### Records for the exercise
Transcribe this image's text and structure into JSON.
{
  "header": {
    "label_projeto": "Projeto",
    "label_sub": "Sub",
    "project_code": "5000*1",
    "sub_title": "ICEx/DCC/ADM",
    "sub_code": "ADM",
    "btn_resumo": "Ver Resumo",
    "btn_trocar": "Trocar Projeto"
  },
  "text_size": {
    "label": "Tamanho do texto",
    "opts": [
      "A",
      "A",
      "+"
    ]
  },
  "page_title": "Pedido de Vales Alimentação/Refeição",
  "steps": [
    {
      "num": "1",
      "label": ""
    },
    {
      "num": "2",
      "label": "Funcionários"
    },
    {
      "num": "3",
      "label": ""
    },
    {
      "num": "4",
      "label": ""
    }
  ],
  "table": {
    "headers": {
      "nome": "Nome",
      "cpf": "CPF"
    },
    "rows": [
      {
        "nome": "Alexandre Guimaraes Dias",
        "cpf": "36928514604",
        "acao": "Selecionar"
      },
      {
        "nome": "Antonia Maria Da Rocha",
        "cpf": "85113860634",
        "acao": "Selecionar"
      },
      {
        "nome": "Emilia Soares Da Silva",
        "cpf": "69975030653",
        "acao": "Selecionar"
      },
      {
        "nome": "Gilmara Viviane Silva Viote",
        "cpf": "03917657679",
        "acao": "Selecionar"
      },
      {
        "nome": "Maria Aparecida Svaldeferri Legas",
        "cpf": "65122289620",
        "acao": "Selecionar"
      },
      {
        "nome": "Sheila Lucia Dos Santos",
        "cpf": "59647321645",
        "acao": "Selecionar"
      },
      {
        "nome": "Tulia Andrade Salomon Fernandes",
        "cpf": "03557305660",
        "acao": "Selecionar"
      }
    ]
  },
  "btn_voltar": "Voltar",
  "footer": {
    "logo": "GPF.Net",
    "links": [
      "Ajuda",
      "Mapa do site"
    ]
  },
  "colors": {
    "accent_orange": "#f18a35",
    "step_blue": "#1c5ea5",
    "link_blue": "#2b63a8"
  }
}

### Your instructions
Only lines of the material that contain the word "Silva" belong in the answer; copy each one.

### Exercise result
        "nome": "Emilia Soares Da Silva",
        "nome": "Gilmara Viviane Silva Viote",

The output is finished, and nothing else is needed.